So, at a recent conference when multiple presenters bemoaned that cosmetic “consumers will be confused by all the different organic and natural standard seals” I just had to shake my head in amazement. The market is growing at 20% to 25% per year (for food, more for cosmetics) and clearly, it can’t be because of the multiplicity of seals, maybe in spite of all those seals?

In the days when the country was collectively writing and commenting on what became the “USDA Organic” regulation, there was a REALLY big fight; the 40 odd certifiers in business here in the U.S. (we won’t even include the rest of the world) all wanted to continue to require the use of their own “seal” on products they certified. The USDA wanted only the USDA-NOP seal allowed. The final compromise was that you could use either one or both seals – your certifier seal, the USDA seal or both seals. This was an opinion that came from certifiers, not from consumers.
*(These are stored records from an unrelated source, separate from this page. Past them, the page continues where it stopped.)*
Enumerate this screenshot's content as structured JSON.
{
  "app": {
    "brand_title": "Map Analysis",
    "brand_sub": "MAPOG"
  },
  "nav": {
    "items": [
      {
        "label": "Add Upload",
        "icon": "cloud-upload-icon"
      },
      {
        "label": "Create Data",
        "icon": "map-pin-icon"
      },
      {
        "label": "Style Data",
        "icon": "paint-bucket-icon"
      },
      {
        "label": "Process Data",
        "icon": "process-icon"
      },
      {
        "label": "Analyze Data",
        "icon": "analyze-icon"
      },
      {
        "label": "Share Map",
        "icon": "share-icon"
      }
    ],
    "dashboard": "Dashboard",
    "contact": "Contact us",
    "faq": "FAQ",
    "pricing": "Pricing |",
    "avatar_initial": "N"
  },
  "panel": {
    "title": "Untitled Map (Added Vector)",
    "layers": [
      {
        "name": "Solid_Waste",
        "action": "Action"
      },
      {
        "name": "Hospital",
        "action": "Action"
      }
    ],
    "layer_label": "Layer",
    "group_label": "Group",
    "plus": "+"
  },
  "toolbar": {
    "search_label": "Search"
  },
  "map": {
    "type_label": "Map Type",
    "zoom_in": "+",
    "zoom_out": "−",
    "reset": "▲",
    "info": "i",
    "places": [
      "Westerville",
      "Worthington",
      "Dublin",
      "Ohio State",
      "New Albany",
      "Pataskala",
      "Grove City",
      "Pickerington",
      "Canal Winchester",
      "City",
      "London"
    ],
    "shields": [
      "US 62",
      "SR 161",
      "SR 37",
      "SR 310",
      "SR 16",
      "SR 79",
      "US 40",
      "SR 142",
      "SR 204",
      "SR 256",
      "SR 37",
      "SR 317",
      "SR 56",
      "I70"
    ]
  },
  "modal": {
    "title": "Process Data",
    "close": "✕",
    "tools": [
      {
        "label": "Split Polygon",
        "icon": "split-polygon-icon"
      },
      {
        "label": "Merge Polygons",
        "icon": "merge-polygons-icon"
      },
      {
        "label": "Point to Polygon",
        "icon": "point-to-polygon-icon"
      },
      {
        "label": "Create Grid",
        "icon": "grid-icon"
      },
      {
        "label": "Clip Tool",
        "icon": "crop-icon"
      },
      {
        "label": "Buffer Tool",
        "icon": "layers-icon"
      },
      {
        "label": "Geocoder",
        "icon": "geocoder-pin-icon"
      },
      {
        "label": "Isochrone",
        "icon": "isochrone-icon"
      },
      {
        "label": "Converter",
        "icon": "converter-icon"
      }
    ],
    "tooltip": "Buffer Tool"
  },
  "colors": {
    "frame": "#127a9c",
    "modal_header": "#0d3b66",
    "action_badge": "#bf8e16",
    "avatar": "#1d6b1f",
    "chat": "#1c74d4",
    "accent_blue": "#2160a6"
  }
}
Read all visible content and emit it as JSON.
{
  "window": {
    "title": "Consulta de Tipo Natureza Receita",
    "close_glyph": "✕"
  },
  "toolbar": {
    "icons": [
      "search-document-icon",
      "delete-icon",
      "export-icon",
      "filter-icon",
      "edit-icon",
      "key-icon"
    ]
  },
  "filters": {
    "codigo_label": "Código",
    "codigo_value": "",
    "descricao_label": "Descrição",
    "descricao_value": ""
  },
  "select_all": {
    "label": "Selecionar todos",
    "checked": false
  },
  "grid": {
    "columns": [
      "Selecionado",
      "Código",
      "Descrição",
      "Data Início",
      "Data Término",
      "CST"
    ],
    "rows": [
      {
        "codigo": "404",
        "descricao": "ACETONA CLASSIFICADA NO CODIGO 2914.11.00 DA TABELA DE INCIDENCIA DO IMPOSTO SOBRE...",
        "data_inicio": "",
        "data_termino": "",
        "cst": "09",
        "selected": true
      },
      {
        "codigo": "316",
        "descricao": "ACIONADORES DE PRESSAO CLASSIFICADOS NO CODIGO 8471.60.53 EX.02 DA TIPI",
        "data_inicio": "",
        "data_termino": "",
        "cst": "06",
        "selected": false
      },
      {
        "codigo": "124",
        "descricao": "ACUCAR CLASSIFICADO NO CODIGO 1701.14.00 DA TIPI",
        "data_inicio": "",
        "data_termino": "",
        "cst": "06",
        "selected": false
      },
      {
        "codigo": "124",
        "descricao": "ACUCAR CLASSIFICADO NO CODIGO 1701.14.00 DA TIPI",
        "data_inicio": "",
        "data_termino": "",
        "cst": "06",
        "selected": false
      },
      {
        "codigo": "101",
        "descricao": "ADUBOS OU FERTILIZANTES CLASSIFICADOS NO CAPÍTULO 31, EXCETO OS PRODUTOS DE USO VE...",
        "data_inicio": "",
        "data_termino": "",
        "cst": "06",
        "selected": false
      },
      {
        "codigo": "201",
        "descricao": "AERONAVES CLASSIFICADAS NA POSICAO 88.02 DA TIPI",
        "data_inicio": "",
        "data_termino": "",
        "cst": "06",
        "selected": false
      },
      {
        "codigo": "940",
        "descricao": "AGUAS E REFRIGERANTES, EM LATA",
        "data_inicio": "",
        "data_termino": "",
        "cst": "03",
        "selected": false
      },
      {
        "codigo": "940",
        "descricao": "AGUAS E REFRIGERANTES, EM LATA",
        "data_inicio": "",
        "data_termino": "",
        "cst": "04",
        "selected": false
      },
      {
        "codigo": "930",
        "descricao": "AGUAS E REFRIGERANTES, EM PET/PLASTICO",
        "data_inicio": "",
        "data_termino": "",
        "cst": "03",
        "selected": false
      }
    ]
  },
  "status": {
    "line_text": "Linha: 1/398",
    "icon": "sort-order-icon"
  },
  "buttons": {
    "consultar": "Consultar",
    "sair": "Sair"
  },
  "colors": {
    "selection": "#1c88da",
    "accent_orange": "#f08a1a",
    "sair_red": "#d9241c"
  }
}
The USDA oversees the credibility of American agricultural products. In the case of the National Organic Program (the NOP) the meaning of the USDA Organic seal is intended to communicate that there is a single standard, one that means the same thing from Bangor to San Diego.

The fact is most people have a fuzzy idea of how certification works. I probably explain once a week that if you are getting certified to the USDA-NOP, you are being certified to a Federal LAW by an accredited private agency, also known as an Accredited Certification Agent (ACA). You are NOT certified to CCOF or Oregon Tilth or QAI – they certify you to the USDA-NOP regulation. To my mind it would be better if the food world only used the USDA seal, then they would be sending a unified message.

Back to the issue of “new” seals on organic cosmetics: if a few more certification agencies pop up in our part of the world (body care), I think it is okay. It really can’t get any more confusing than it already is in the food world. There are 98 ACAs in the US, all of them pushing their respective seals on products. A few more that are specific to cosmetics probably really won’t change the landscape all that much. Meanwhile, we work to collectively decide what “organic” means on a “cosmetic” or personal care product. This has worked for the 40-year history of the organic food standards and I don’t think it will hurt “organic” cosmetic standards to take a similar path.

Happy Saturday – Gay

Copyright, G. Timmons – June 7, 2008